This drawback is primarily dependent on how confidently you deliver the compliment sandwich.
If you’re nervous, stumbling over your words, or speaking in riddles, then you’ll only make things worse for the person getting the feedback.
Try practicing the feedback sandwich by yourself before testing it out for the first time.
If you like, you can write down bullet points to refer to during your meeting so you stay on track.
As long as you’re communicating clearly, respectfully, and with empathy, then you’ll be sure to pull off the sandwich effectively.
Tips On How A Feedback Sandwich Can Work Effectively
If you’re considering adopting the sandwich method of feedback, then it’s more important to understand how to do it effectively.
Here are a few tips to consider when giving a compliment sandwich:
Give constructive criticism
While a feedback sandwich does allow for negative feedback, this should be tailored in a way to be as constructive as possible.
“You’re doing terribly” is not only vague, it’s unhelpful. All criticism should be clear and constructive, leaving the recipient with clear direction on how to move forward.
For example, “Your work is sloppy and unprofessional” could be delivered as “I’d like to see a more polished product.
Perhaps you could spend more time on the review process before turning things in, or let us know if you need an extension on the deadline.”
This is clear and constructive, making it easier for the recipient to change their behavior to meet your needs.
Make additional suggestions for improvement
Don’t be afraid to make suggestions on what changes the recipient can make to improve. Sometimes people need extra guidance in order to learn from constructive criticism.
By providing the person with a few ideas on how to improve, you give them an opportunity to show you that they’ve heard your feedback and they’re taking steps to change their behavior.
That way, if they try your suggestions and still don’t meet their goals, you can then work together to give them the tools they need to succeed.
Have a strategy prepared ahead of time
It’s easy to lose track of things during the discussion and veer off course.
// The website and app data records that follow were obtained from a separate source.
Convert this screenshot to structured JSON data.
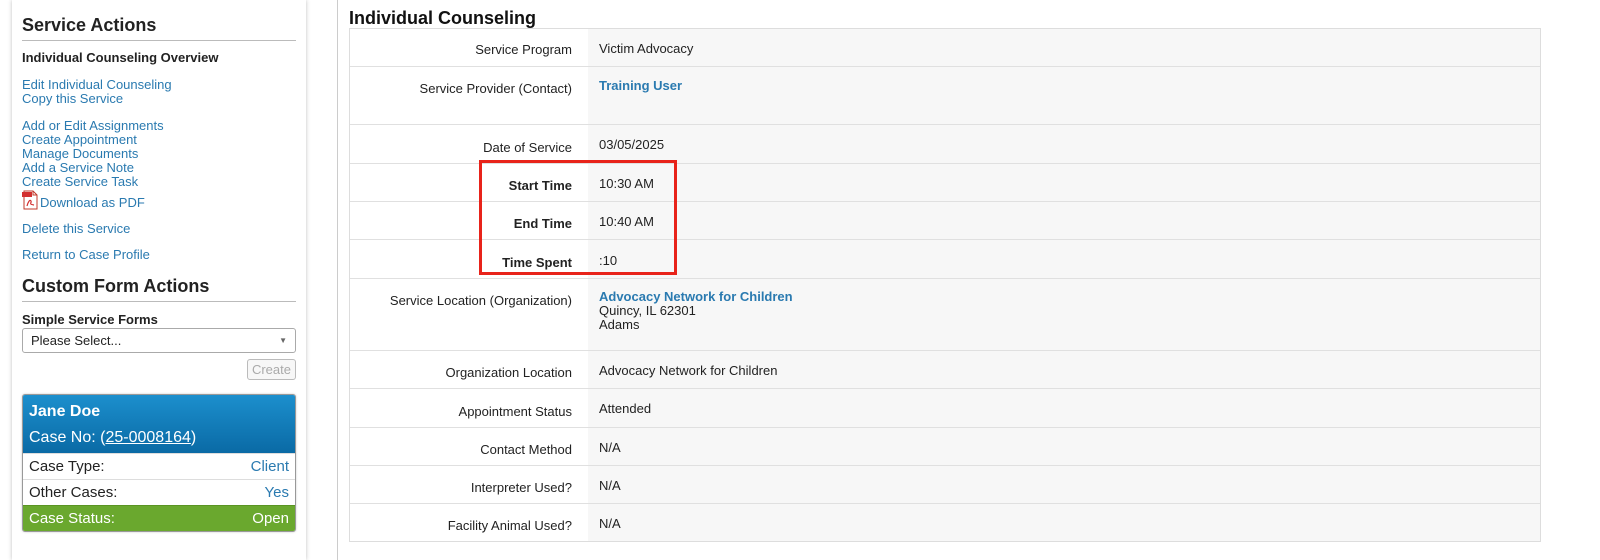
{
  "sidebar": {
    "service_actions_heading": "Service Actions",
    "overview_label": "Individual Counseling Overview",
    "links_group1": [
      "Edit Individual Counseling",
      "Copy this Service"
    ],
    "links_group2": [
      "Add or Edit Assignments",
      "Create Appointment",
      "Manage Documents",
      "Add a Service Note",
      "Create Service Task"
    ],
    "download_pdf": "Download as PDF",
    "delete_service": "Delete this Service",
    "return_profile": "Return to Case Profile",
    "custom_form_heading": "Custom Form Actions",
    "simple_forms_label": "Simple Service Forms",
    "select_value": "Please Select...",
    "create_button": "Create"
  },
  "case_card": {
    "name": "Jane Doe",
    "case_no_label": "Case No: (",
    "case_no": "25-0008164",
    "case_no_close": ")",
    "rows": [
      {
        "label": "Case Type:",
        "value": "Client"
      },
      {
        "label": "Other Cases:",
        "value": "Yes"
      }
    ],
    "status": {
      "label": "Case Status:",
      "value": "Open"
    }
  },
  "main": {
    "title": "Individual Counseling",
    "service_program": {
      "label": "Service Program",
      "value": "Victim Advocacy"
    },
    "service_provider": {
      "label": "Service Provider (Contact)",
      "value": "Training User"
    },
    "date_of_service": {
      "label": "Date of Service",
      "value": "03/05/2025"
    },
    "start_time": {
      "label": "Start Time",
      "value": "10:30 AM"
    },
    "end_time": {
      "label": "End Time",
      "value": "10:40 AM"
    },
    "time_spent": {
      "label": "Time Spent",
      "value": ":10"
    },
    "service_location": {
      "label": "Service Location (Organization)",
      "name": "Advocacy Network for Children",
      "city": "Quincy, IL 62301",
      "county": "Adams"
    },
    "organization_location": {
      "label": "Organization Location",
      "value": "Advocacy Network for Children"
    },
    "appointment_status": {
      "label": "Appointment Status",
      "value": "Attended"
    },
    "contact_method": {
      "label": "Contact Method",
      "value": "N/A"
    },
    "interpreter_used": {
      "label": "Interpreter Used?",
      "value": "N/A"
    },
    "facility_animal": {
      "label": "Facility Animal Used?",
      "value": "N/A"
    }
  },
  "colors": {
    "link": "#2a7ab0",
    "card_header": "#0a6aa5",
    "status_green": "#6aa82e",
    "highlight": "#e8231a"
  },
  "icons": {
    "pdf": "pdf-icon",
    "dropdown": "chevron-down-icon"
  }
}
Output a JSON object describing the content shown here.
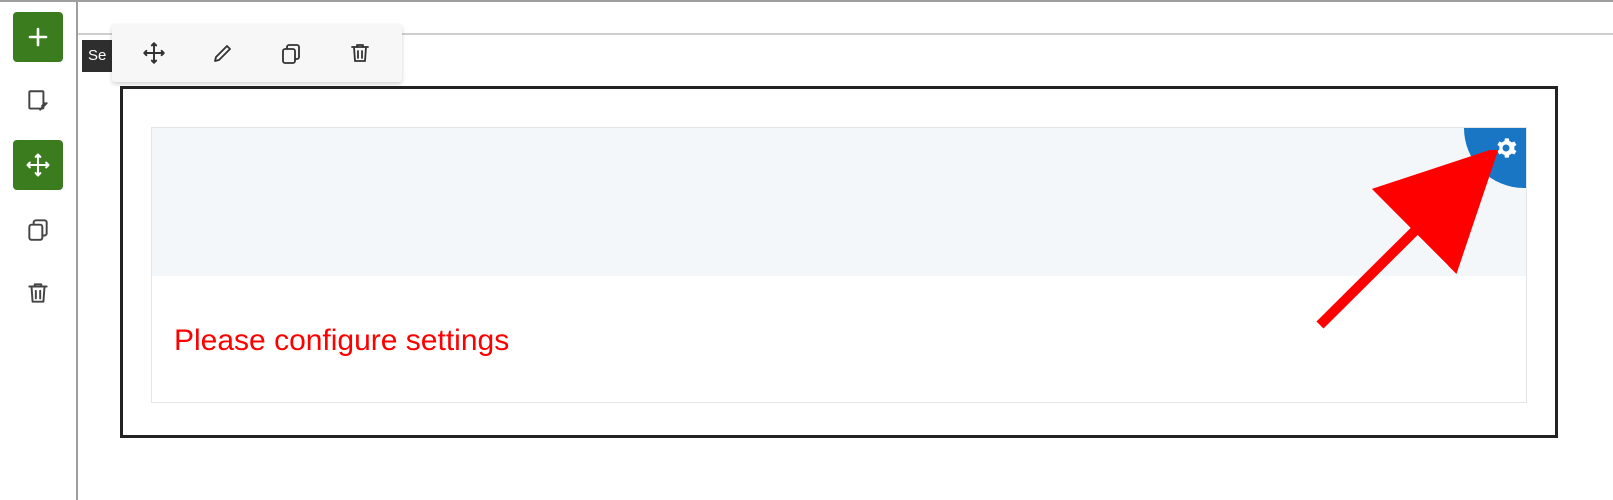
{
  "left_toolbar": {
    "add": "Add",
    "edit_form": "Edit form",
    "move": "Move",
    "copy": "Copy",
    "delete": "Delete"
  },
  "tag": {
    "label": "Se"
  },
  "floating_toolbar": {
    "move": "Move",
    "edit": "Edit",
    "copy": "Copy",
    "delete": "Delete"
  },
  "block": {
    "message": "Please configure settings",
    "gear": "Settings"
  },
  "colors": {
    "accent_green": "#3a7c1e",
    "accent_blue": "#1976c5",
    "error_red": "#ff0000"
  },
  "annotation": {
    "arrow": true
  }
}
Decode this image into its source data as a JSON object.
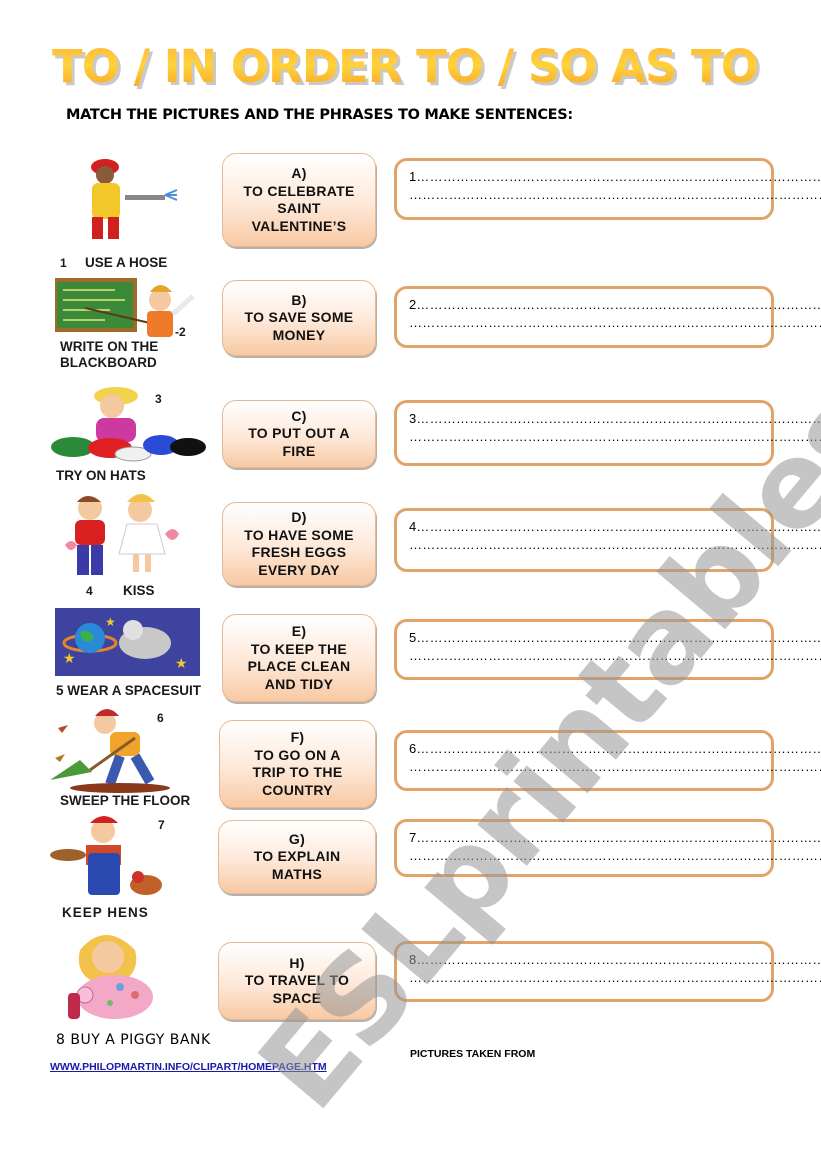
{
  "title": "TO / IN ORDER TO / SO AS TO",
  "instruction": "MATCH THE PICTURES AND THE PHRASES TO MAKE SENTENCES:",
  "watermark": "ESLprintables.com",
  "pictures": [
    {
      "number": "1",
      "label": "USE A HOSE",
      "icon": "firefighter-icon"
    },
    {
      "number": "2",
      "label_line1": "WRITE ON THE",
      "label_line2": "BLACKBOARD",
      "icon": "teacher-blackboard-icon"
    },
    {
      "number": "3",
      "label": "TRY ON HATS",
      "icon": "boy-hats-icon"
    },
    {
      "number": "4",
      "label": "KISS",
      "icon": "kissing-kids-icon"
    },
    {
      "number": "5",
      "label": "5 WEAR A SPACESUIT",
      "icon": "astronaut-icon"
    },
    {
      "number": "6",
      "label": "SWEEP THE FLOOR",
      "icon": "sweeping-boy-icon"
    },
    {
      "number": "7",
      "label": "KEEP HENS",
      "icon": "farmer-hen-icon"
    },
    {
      "number": "8",
      "label": "8 BUY A PIGGY BANK",
      "icon": "piggy-bank-icon"
    }
  ],
  "phrases": [
    {
      "letter": "A)",
      "lines": [
        "TO CELEBRATE",
        "SAINT",
        "VALENTINE’S"
      ]
    },
    {
      "letter": "B)",
      "lines": [
        "TO SAVE SOME",
        "MONEY"
      ]
    },
    {
      "letter": "C)",
      "lines": [
        "TO PUT OUT A",
        "FIRE"
      ]
    },
    {
      "letter": "D)",
      "lines": [
        "TO HAVE SOME",
        "FRESH EGGS",
        "EVERY DAY"
      ]
    },
    {
      "letter": "E)",
      "lines": [
        "TO KEEP THE",
        "PLACE CLEAN",
        "AND TIDY"
      ]
    },
    {
      "letter": "F)",
      "lines": [
        "TO GO ON A",
        "TRIP TO THE",
        "COUNTRY"
      ]
    },
    {
      "letter": "G)",
      "lines": [
        "TO EXPLAIN",
        "MATHS"
      ]
    },
    {
      "letter": "H)",
      "lines": [
        "TO TRAVEL TO",
        "SPACE"
      ]
    }
  ],
  "answers": [
    {
      "line1": "1……………………………………………………………………………………….",
      "line2": "………………………………………………………………………………………"
    },
    {
      "line1": "2……………………………………………………………………………………….",
      "line2": "………………………………………………………………………………………"
    },
    {
      "line1": "3……………………………………………………………………………………",
      "line2": "………………………………………………………………………………………"
    },
    {
      "line1": "4……………………………………………………………………………………….",
      "line2": "………………………………………………………………………………………"
    },
    {
      "line1": "5……………………………………………………………………………………",
      "line2": "………………………………………………………………………………………"
    },
    {
      "line1": "6……………………………………………………………………………………",
      "line2": "………………………………………………………………………………………"
    },
    {
      "line1": "7……………………………………………………………………………………",
      "line2": "………………………………………………………………………………………"
    },
    {
      "line1": "8……………………………………………………………………………………",
      "line2": "………………………………………………………………………………………"
    }
  ],
  "credit": "PICTURES TAKEN FROM",
  "link": "WWW.PHILOPMARTIN.INFO/CLIPART/HOMEPAGE.HTM",
  "colors": {
    "title_orange": "#f7a531",
    "title_yellow": "#ffd23a",
    "answer_border": "#e0a46a",
    "phrase_fill": "#f8c9a3",
    "link_blue": "#1a1aa8"
  }
}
Nothing derails a compliment sandwich more than rambling about something off-topic.
Try to have a plan drawn out ahead of time for what you’re going to say, and include opportunities for the person to respond.
You might want to consider the different ways they’ll respond and come up with your own way of dealing with that.
For example, if your criticism is about lateness, you might anticipate that they’ll have questions about how often they’ve been late and by how long.
Having this information on hand ahead of time can make the process easier to navigate.
Practice civil discourse
Civil discourse is a powerful tool designed to have difficult conversations in an open and respectful manner.
What’s more difficult than telling someone what they’re doing wrong?
To practice civil discourse, make sure you give both sides ample opportunity to speak.
Don’t interrupt the other person when they’re speaking, and listen carefully to what they say before formulating your own response.
Practice active listening
You may come in with an idea of what negative feedback you want to give, but then something they say makes you realize you had things all wrong.
Be open to input from the feedback recipient and you might find that you’ll come to a solution together.
What Do Real Life Feedback Sandwich Situations Look Like?
Feedback sandwiches don’t always work out in certain real life situations.
Some people have selective perception where they tune out the negative feedback and only hear the positives.
For example, let’s say you give someone such feedback:
- You’re always so dependable.
- You need to keep me in the loop with updates about work projects.
- You have an excellent attitude.
If the employee has selective perception, they might not understand the negative criticism in the middle.
You may want better communication about work projects, but all they’ve heard is how dependable they are and what a great attitude they have.
Try to make sure your negative criticism is distinct from the positive feedback, and that it doesn’t contradict it.
The feedback sandwich can be a great tool for making constructive criticism a natural part of the workday.
Consider these tips to see whether or it meets to your needs.